Any events coming up? We do the charity: ball every year. It’s on December 14. Last year’s is going to be hard to top. It was 1,200 people. We put out a big photo exhibition and really try to tell the stories of the people we help to the people contributing.
Do these events raise a lot of money? The last two brought in a half a million dollars — so a small-ish percentage, but it’s great for awareness and it’s great to get people together. We’ve always kept them pretty cheap. They’re normally $250, so it’s not like buying a $20,000 table where people won’t be able to afford it.
Who inspires you? I was most inspired by a doctor named Gary Parker. He was on the hospital ship with me. He left his plastic surgery practice in California to go and volunteer his assistance on the ship. He’s now been there 23 years, so he never left. He traded in a life of driving a Mercedes and having lots of money to operating 60 hours a week on people who have no money with facial deformities and people that are blind. I spent a lot of time with him, and he was one of the most humble people that I have ever met.
Do you go back to the nightclubs anymore these days? I did at the beginning. I have to get up so early now, so it’s really tough. Every once and a while I’ll go out. It’s hard to find me at Marquee or Griffin these days. I have a lot of love for people in nightlife though. Many clubs have sponsored wells. Lotus/Double Seven group has been really supportive. Tenjune helped sponsor $40,000 in projects in Northern Uganda. I definitely have not turned my back on nightlife, it’s just that the hours are too tough.
What about restaurants … any NYC favorites? I live in SoHo so I just go to the hole-in-the-walls. I go to Fanelli’s. Every once and a while I’ll go out with donors to Nobu. That’s always a treat.
What is something about you that people may not know? I’m getting married September 26 to charity: water’s designer, and I’m going to take my first proper vacation in a while. We’re going to go to Europe for our honeymoon, and then I’m going straight to Ethiopia.
How do we get involved? The value proposition for giving people clean water is pretty simple. It’s $20 helps one person for 20 years. One of the unique things about the organization is100 percent of the money that we raise publicly goes to directly to our projects.
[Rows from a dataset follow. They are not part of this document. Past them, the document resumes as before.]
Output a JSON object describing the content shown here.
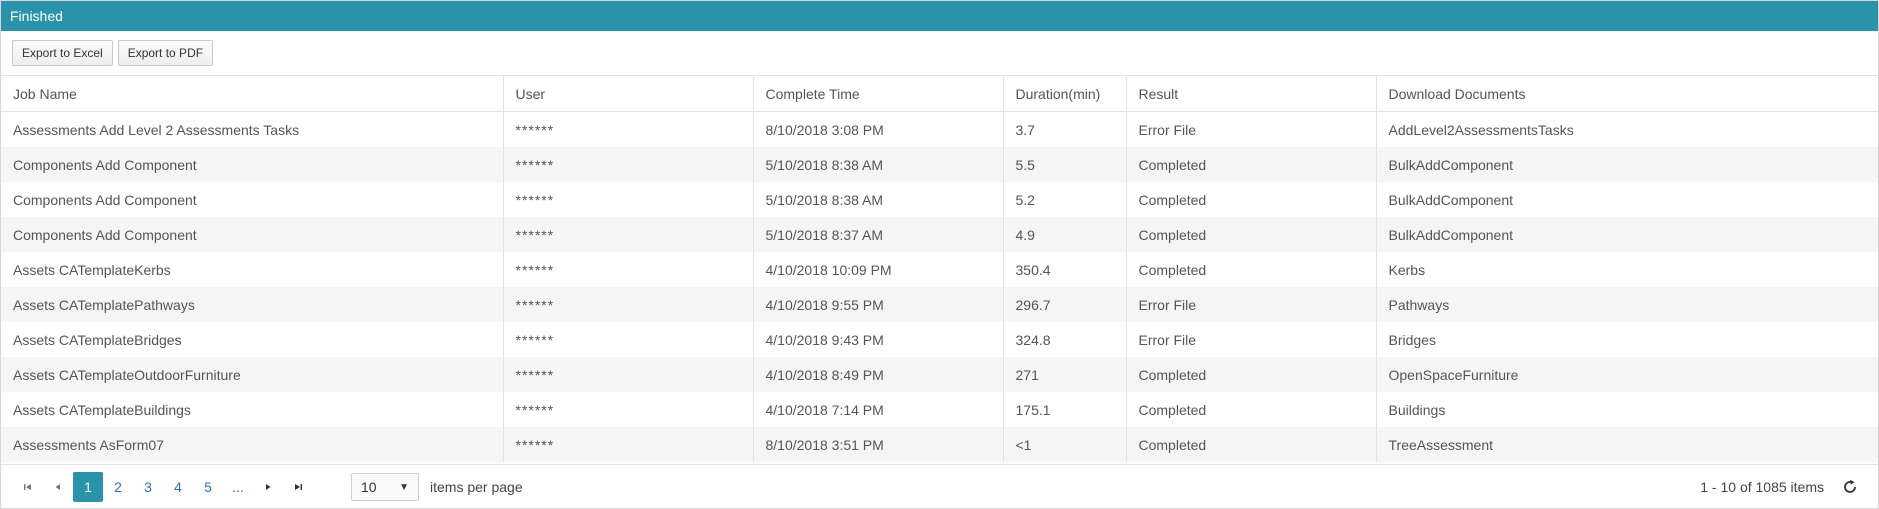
{
  "panel": {
    "title": "Finished"
  },
  "toolbar": {
    "export_excel": "Export to Excel",
    "export_pdf": "Export to PDF"
  },
  "columns": [
    "Job Name",
    "User",
    "Complete Time",
    "Duration(min)",
    "Result",
    "Download Documents"
  ],
  "rows": [
    {
      "job": "Assessments Add Level 2 Assessments Tasks",
      "user": "******",
      "time": "8/10/2018 3:08 PM",
      "duration": "3.7",
      "result": "Error File",
      "doc": "AddLevel2AssessmentsTasks"
    },
    {
      "job": "Components Add Component",
      "user": "******",
      "time": "5/10/2018 8:38 AM",
      "duration": "5.5",
      "result": "Completed",
      "doc": "BulkAddComponent"
    },
    {
      "job": "Components Add Component",
      "user": "******",
      "time": "5/10/2018 8:38 AM",
      "duration": "5.2",
      "result": "Completed",
      "doc": "BulkAddComponent"
    },
    {
      "job": "Components Add Component",
      "user": "******",
      "time": "5/10/2018 8:37 AM",
      "duration": "4.9",
      "result": "Completed",
      "doc": "BulkAddComponent"
    },
    {
      "job": "Assets CATemplateKerbs",
      "user": "******",
      "time": "4/10/2018 10:09 PM",
      "duration": "350.4",
      "result": "Completed",
      "doc": "Kerbs"
    },
    {
      "job": "Assets CATemplatePathways",
      "user": "******",
      "time": "4/10/2018 9:55 PM",
      "duration": "296.7",
      "result": "Error File",
      "doc": "Pathways"
    },
    {
      "job": "Assets CATemplateBridges",
      "user": "******",
      "time": "4/10/2018 9:43 PM",
      "duration": "324.8",
      "result": "Error File",
      "doc": "Bridges"
    },
    {
      "job": "Assets CATemplateOutdoorFurniture",
      "user": "******",
      "time": "4/10/2018 8:49 PM",
      "duration": "271",
      "result": "Completed",
      "doc": "OpenSpaceFurniture"
    },
    {
      "job": "Assets CATemplateBuildings",
      "user": "******",
      "time": "4/10/2018 7:14 PM",
      "duration": "175.1",
      "result": "Completed",
      "doc": "Buildings"
    },
    {
      "job": "Assessments AsForm07",
      "user": "******",
      "time": "8/10/2018 3:51 PM",
      "duration": "<1",
      "result": "Completed",
      "doc": "TreeAssessment"
    }
  ],
  "pager": {
    "pages": [
      "1",
      "2",
      "3",
      "4",
      "5",
      "..."
    ],
    "current": "1",
    "page_size": "10",
    "items_per_page_label": "items per page",
    "info": "1 - 10 of 1085 items"
  },
  "icons": {
    "first": "first-page-icon",
    "prev": "prev-page-icon",
    "next": "next-page-icon",
    "last": "last-page-icon",
    "refresh": "refresh-icon",
    "dropdown": "chevron-down-icon"
  },
  "colors": {
    "header": "#2b93a9",
    "link": "#2e6eb5",
    "muted": "#999999",
    "row_alt": "#f5f5f5"
  }
}
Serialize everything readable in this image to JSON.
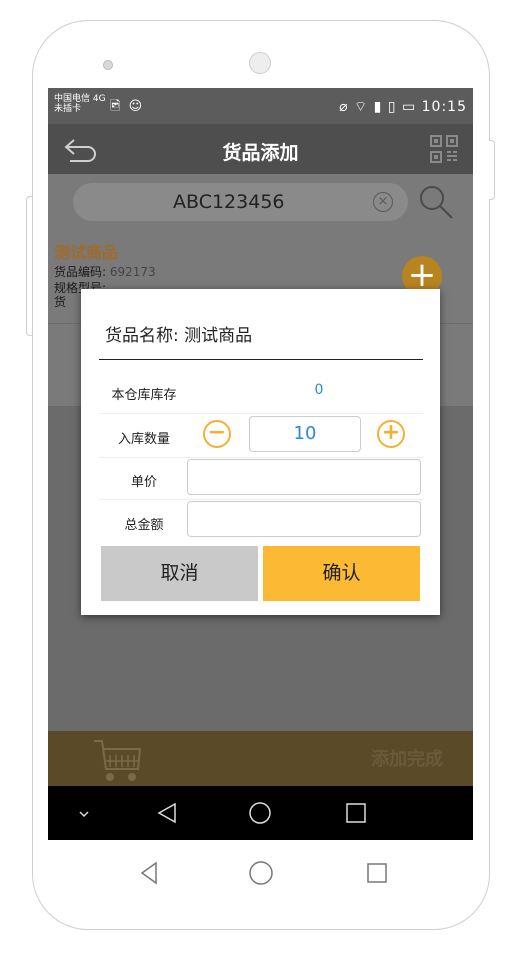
{
  "status_bar": {
    "carrier_line1": "中国电信 4G",
    "carrier_line2": "未插卡",
    "time": "10:15"
  },
  "header": {
    "title": "货品添加"
  },
  "search": {
    "value": "ABC123456"
  },
  "product_card": {
    "name": "测试商品",
    "code_label": "货品编码:",
    "code_value": "692173",
    "spec_label": "规格型号:",
    "goods_label": "货"
  },
  "dialog": {
    "title": "货品名称: 测试商品",
    "stock_label": "本仓库库存",
    "stock_value": "0",
    "qty_label": "入库数量",
    "qty_value": "10",
    "price_label": "单价",
    "total_label": "总金额",
    "cancel_label": "取消",
    "confirm_label": "确认"
  },
  "footer": {
    "done_label": "添加完成"
  },
  "colors": {
    "accent": "#fbb934",
    "value_blue": "#2b8ad8",
    "product_brown": "#a06b2b"
  }
}
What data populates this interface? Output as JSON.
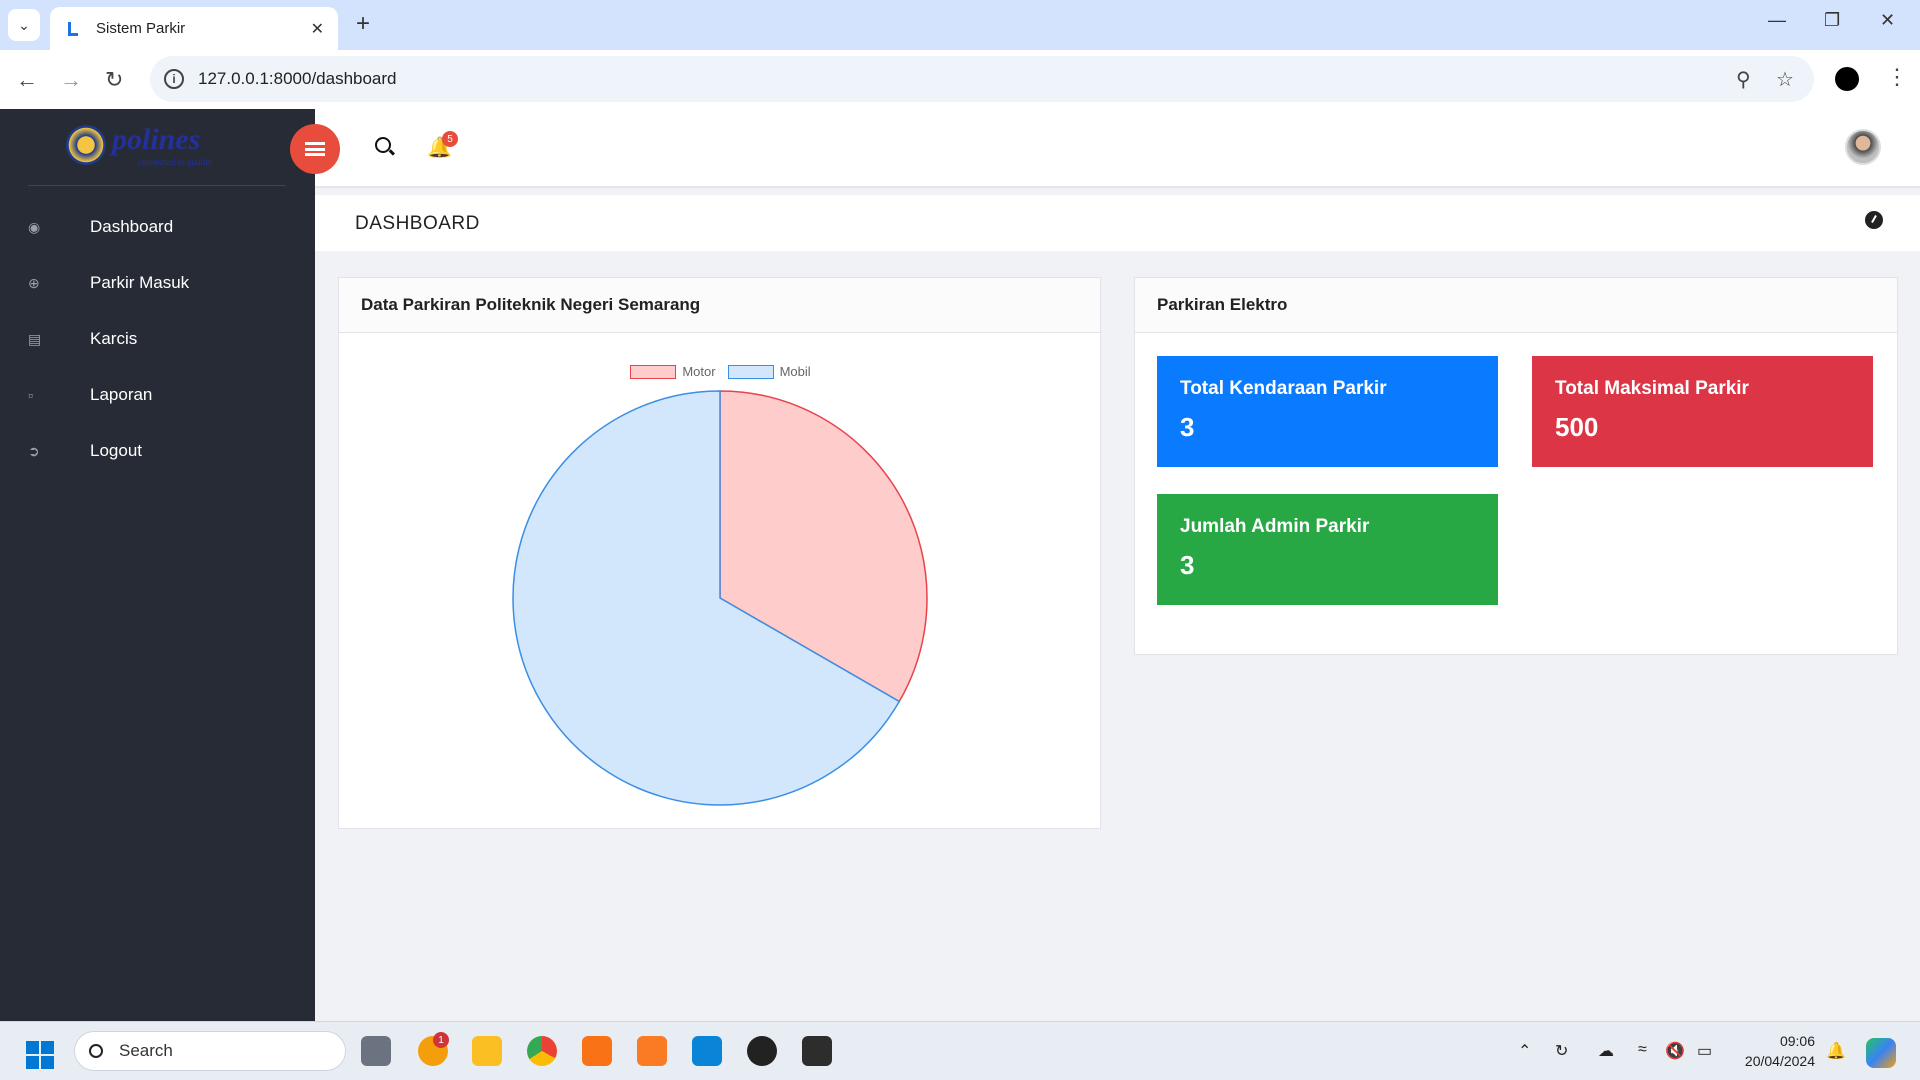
{
  "browser": {
    "tab_title": "Sistem Parkir",
    "url": "127.0.0.1:8000/dashboard"
  },
  "sidebar": {
    "logo_text": "polines",
    "logo_tagline": "committed to quality",
    "items": [
      {
        "label": "Dashboard",
        "icon": "palette-icon"
      },
      {
        "label": "Parkir Masuk",
        "icon": "plus-circle-icon"
      },
      {
        "label": "Karcis",
        "icon": "ticket-icon"
      },
      {
        "label": "Laporan",
        "icon": "document-icon"
      },
      {
        "label": "Logout",
        "icon": "logout-icon"
      }
    ]
  },
  "topnav": {
    "notification_count": "5"
  },
  "page": {
    "title": "DASHBOARD"
  },
  "chart_card": {
    "title": "Data Parkiran Politeknik Negeri Semarang"
  },
  "chart_data": {
    "type": "pie",
    "categories": [
      "Motor",
      "Mobil"
    ],
    "values": [
      1,
      2
    ],
    "colors": [
      "#ffcccc",
      "#d2e7fb"
    ],
    "border_colors": [
      "#e8434b",
      "#3a8ee6"
    ],
    "legend_position": "top"
  },
  "info_card": {
    "title": "Parkiran Elektro",
    "stats": [
      {
        "label": "Total Kendaraan Parkir",
        "value": "3",
        "color": "#0a7bff"
      },
      {
        "label": "Total Maksimal Parkir",
        "value": "500",
        "color": "#dc3545"
      },
      {
        "label": "Jumlah Admin Parkir",
        "value": "3",
        "color": "#28a745"
      }
    ]
  },
  "taskbar": {
    "search_placeholder": "Search",
    "app_badge": "1",
    "time": "09:06",
    "date": "20/04/2024"
  }
}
All of our operational costs — such as staff costs, or flights — are covered by a separate set of donors. So, if you give $20, all of that $20 goes to a well. If you give $5,000, for those people who are wealthier, it can sponsor an entire community of 250 people with clean water. Come to the volunteer night every second Wednesday right here in the office. We also launched a new website just a few weeks ago called mycharitywater.org. It’s a way that people can petition for donations by giving up their birthday, running marathons, or swimming. Some people ask for money for their anniversaries or weddings. It’s already raised $265,000 in three weeks. There are more than 5,000 people already part of that community. We got a call from one of the people on there who is an entertainment attorney. One of his clients just sponsored $250,000 worth of wells for his 50th birthday. So, you never know.